City palace is a museum which again charges exorbitant entry fees and does not even offer a complimentary guide. It is the largest palace in Rajasthan. It was founded by Udai Singh in the 16th century, after whom the city is named Udaipur. The palace is actually conglomeration of palaces built over a period spread over more than 400 years. Still it looks surprisingly sync, one piece creation. It houses tow hotels – Shiv Niwas and Fateh Prakash. The palace was too crowded with visitors. Its wall paintings have been restored. Narrow passages and steep staircases take you to the terraces and the apartments. But the crowd and the absence of any one to guide you is a huge disappointment. A visit to city palace turns you on and leaves unsatisfied.
Jagdish Temple is at a stone's throw from the city palace museum. It was built in 1651. One has to climb steep stairs to reach the temple. The temple is worth a visit. Black idol of Jagannath it the chief diety of the temple. This temple is built in the typical Mewad style architecture.
Bagore ki Haveli, told our driver, was the place which housed the attendants of the palace, particularly those who looked after the huge fleet of elephants, horses and camels. The haveli has been restored. A room has been kept deliberately unrestored to give the visitor an idea of before and after state of the haveli first hand. Unlike the crowded city palace this haveli gives you solitude and lets the royal architecture seep inside you.
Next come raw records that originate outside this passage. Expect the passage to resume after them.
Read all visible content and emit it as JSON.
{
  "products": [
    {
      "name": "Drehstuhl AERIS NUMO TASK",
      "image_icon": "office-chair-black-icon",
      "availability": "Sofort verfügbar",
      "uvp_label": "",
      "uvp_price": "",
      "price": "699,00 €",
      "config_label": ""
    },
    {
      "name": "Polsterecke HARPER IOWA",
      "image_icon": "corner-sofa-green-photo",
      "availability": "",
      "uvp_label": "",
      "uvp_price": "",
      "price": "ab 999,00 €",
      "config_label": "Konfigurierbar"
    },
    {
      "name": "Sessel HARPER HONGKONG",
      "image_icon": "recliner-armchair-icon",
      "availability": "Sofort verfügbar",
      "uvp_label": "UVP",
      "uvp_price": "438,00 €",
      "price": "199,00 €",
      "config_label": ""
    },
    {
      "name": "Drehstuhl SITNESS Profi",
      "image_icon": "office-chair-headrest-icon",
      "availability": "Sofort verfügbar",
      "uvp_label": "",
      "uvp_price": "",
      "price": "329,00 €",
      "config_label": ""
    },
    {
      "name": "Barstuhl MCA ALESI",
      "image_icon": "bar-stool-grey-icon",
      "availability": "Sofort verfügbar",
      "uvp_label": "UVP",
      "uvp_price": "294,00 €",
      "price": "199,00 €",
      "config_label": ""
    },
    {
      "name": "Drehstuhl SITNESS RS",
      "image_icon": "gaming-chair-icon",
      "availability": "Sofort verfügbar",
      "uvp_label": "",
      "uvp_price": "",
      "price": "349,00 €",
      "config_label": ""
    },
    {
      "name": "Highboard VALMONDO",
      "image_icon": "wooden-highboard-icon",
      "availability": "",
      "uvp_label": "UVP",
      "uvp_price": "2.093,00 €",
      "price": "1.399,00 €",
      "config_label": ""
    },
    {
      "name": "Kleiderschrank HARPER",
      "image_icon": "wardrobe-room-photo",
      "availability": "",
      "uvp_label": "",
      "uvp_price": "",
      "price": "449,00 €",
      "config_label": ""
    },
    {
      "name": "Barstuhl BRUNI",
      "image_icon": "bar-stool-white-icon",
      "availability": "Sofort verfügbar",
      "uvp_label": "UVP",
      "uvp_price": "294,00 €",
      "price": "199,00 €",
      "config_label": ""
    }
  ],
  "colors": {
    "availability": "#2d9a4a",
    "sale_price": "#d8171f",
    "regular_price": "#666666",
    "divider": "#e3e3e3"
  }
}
It offers beautiful views of the lake pichola from its roof top. It depicts Rajasthani art and culture through the small museum it hosts.
Udaipur – an exotic location seen umpteen times in movies and romantic novels is on everyone's wish list. But to me it was a huge disappointment. May be perhaps I came with too many expectations. Had I been a firang whose country does not have any monarchy and the resultant palaces, I would have been swooned by the palaces and havelis which are now converted into hotels and roof top restaurants.